In 1861 he was with his family in Camborne and in 1871 he was with the family in Redruth. He married Mary Harry in 1879. She had been born in Australia but was part of a Redruth mining family.

In 1881 Christopher was described as a shopkeeper at 8 Fore Street in Redruth.


We have copied examples of adverts he placed in the Cornubian newspaper. Above is 1882 and below is 1883


We rather think it was his wife who ran the shop for Christopher was managing a mine in India for much of the time, but got home enough to father four children between 1880 and 1891.

Mary appears on the 1891 census but Christopher must have been away from home.

Neither Mary nor Christopher were blessed with long lives. Mary died in 1896. Christopher died in 1900


The newspaper carried this notice.

In 1901 the three younger children, Thomas, May and Christopher lived with an Aunt. Edward can’t be found and by 1911 all four of Kit’s children seem to have vanished.

Of course, we’d love to know more.

William Lanceley

May 22, 2015

In reply to a blog comment, the other day, I suggested that genealogy which is a list of names and dates is just a tad uninteresting. I like censuses because they give just a bit of information. Gravestones can, as well and I know my great great uncle, William Lanceley, via census and gravestone only.

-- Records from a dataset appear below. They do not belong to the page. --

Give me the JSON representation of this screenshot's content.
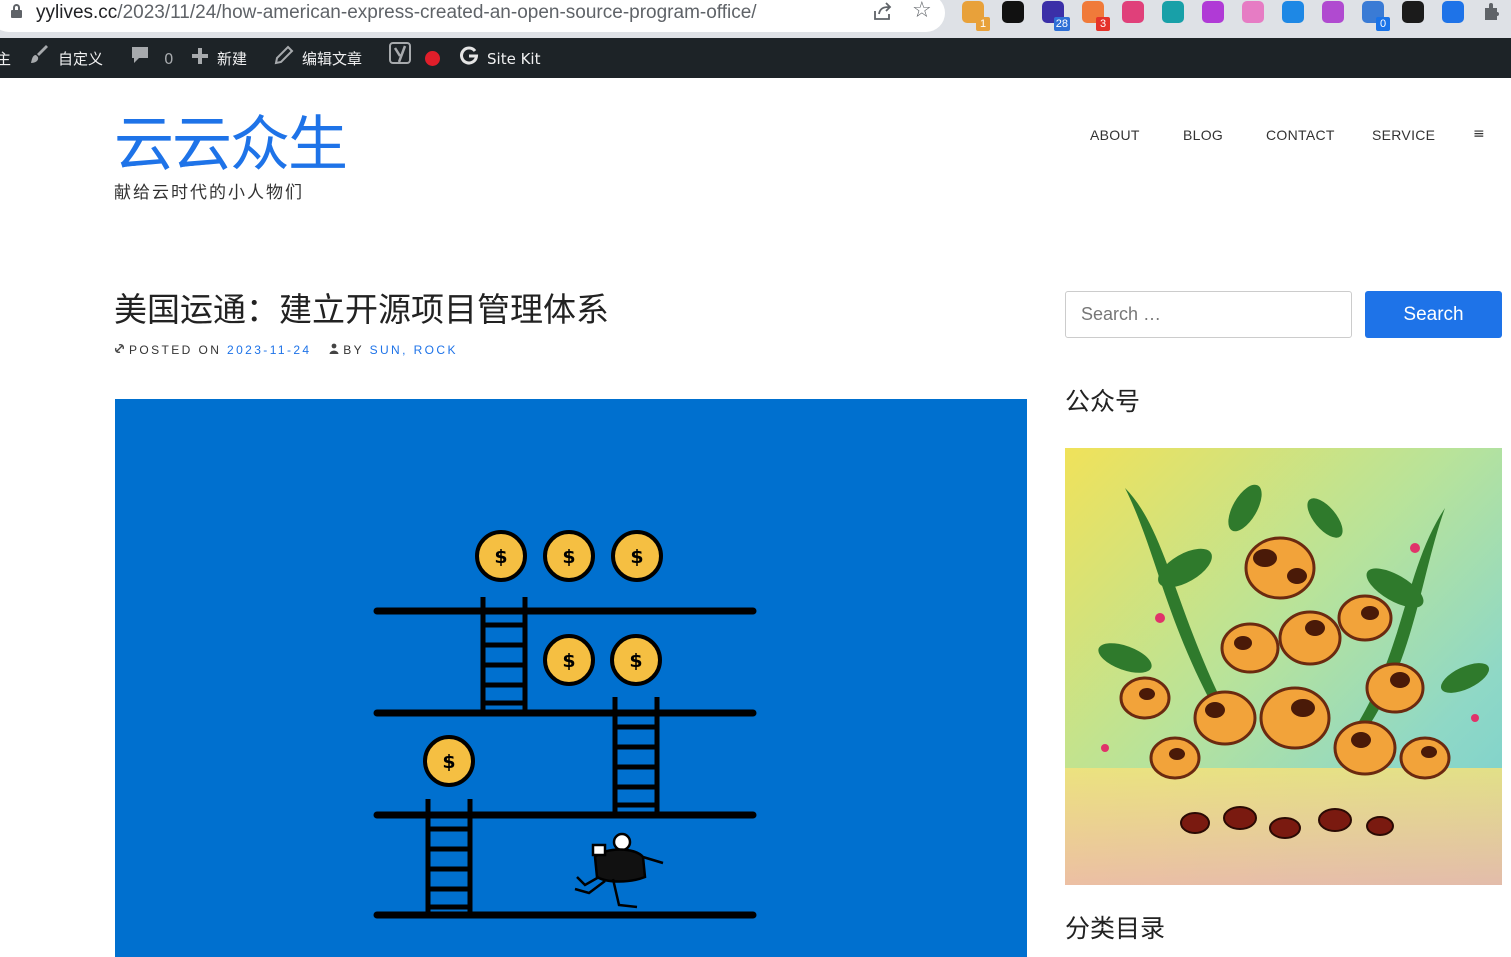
{
  "browser": {
    "url_host": "yylives.cc",
    "url_path": "/2023/11/24/how-american-express-created-an-open-source-program-office/",
    "extensions": [
      {
        "icon": "grammarly-extension-icon",
        "color": "#e8a13a",
        "badge": "1",
        "badge_color": "#e8a13a"
      },
      {
        "icon": "notion-extension-icon",
        "color": "#111111",
        "badge": "",
        "badge_color": ""
      },
      {
        "icon": "graduation-cap-extension-icon",
        "color": "#3b2fa8",
        "badge": "28",
        "badge_color": "#2f6fd6"
      },
      {
        "icon": "color-dots-extension-icon",
        "color": "#f07a3a",
        "badge": "3",
        "badge_color": "#e5332a"
      },
      {
        "icon": "translate-extension-icon",
        "color": "#e0407a",
        "badge": "",
        "badge_color": ""
      },
      {
        "icon": "grid-extension-icon",
        "color": "#18a0a8",
        "badge": "",
        "badge_color": ""
      },
      {
        "icon": "circle-logo-extension-icon",
        "color": "#b03ad6",
        "badge": "",
        "badge_color": ""
      },
      {
        "icon": "cloud-face-extension-icon",
        "color": "#e67cc4",
        "badge": "",
        "badge_color": ""
      },
      {
        "icon": "bookmark-extension-icon",
        "color": "#1e88e5",
        "badge": "",
        "badge_color": ""
      },
      {
        "icon": "openai-extension-icon",
        "color": "#b04ad0",
        "badge": "",
        "badge_color": ""
      },
      {
        "icon": "sync-extension-icon",
        "color": "#3a7bd5",
        "badge": "0",
        "badge_color": "#1a73e8"
      },
      {
        "icon": "dark-square-extension-icon",
        "color": "#1b1b1b",
        "badge": "",
        "badge_color": ""
      },
      {
        "icon": "blue-circle-extension-icon",
        "color": "#1e73e8",
        "badge": "",
        "badge_color": ""
      },
      {
        "icon": "puzzle-extensions-icon",
        "color": "#5f6368",
        "badge": "",
        "badge_color": ""
      }
    ]
  },
  "adminbar": {
    "partial_item": "主",
    "customize": "自定义",
    "comments_count": "0",
    "new": "新建",
    "edit_post": "编辑文章",
    "site_kit": "Site Kit"
  },
  "site": {
    "title": "云云众生",
    "description": "献给云时代的小人物们",
    "accent": "#1e73e8"
  },
  "nav": {
    "items": [
      "ABOUT",
      "BLOG",
      "CONTACT",
      "SERVICE"
    ],
    "menu_icon": "≡"
  },
  "post": {
    "title": "美国运通：建立开源项目管理体系",
    "posted_on_label": "POSTED ON",
    "date": "2023-11-24",
    "by_label": "BY",
    "author": "SUN, ROCK"
  },
  "sidebar": {
    "search_placeholder": "Search …",
    "search_button": "Search",
    "widget1_title": "公众号",
    "widget2_title": "分类目录"
  }
}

Let’s start with the gravestone which I snapped (with the camera) back in 2003. I knew I was related to people called Lanceley back then, but at the time I had not identified William. So as ever, I broke that rule of genealogy which says ‘start from the known and work towards the unknown’.  This was an unknown and I was able, very easily, to work towards the known.

In terms of technology, 2003 was almost the dark ages. We didn’t have mobile access to the internet back then and so research to identify William had to wait until I was home from a family history hunt in Cheshire. So, my raw data was a grave photo.


This was in Timperley churchyard and straight away stories appear. Freddy, infant son of William and Emma died in 1891. One can imagine the sadness. And William himself was no great age when he died. Emma had nearly twenty years as a widow.

Something else that was not available in 2003 was the 1911 census.


Had I seen that we might have searched out 89 Oakfield Street in Altrincham where William and Emma lived.

One of the aspects I like about the 1911 census is that it asked the fertility questions – how many children have you had and how many are still alive? It means we know that after 28 years of marriage William and Emma had had just two children, one of whom was Freddy. The other was Alice who was born in 1883.

We also know from the censuses that William was a blacksmith. This wouldn’t have been a romanticised rural blacksmith. Quite probably William worked in a factory for he was listed (in 1901) as a worker.

Alice married Joseph Ashley, a waterman working on the River Weaver Navigation in 1909. They had had no children by the time of the 1911 census.

Timperley church is not, in my judgement, the prettiest structure. I took this photo on the same 2003 visit.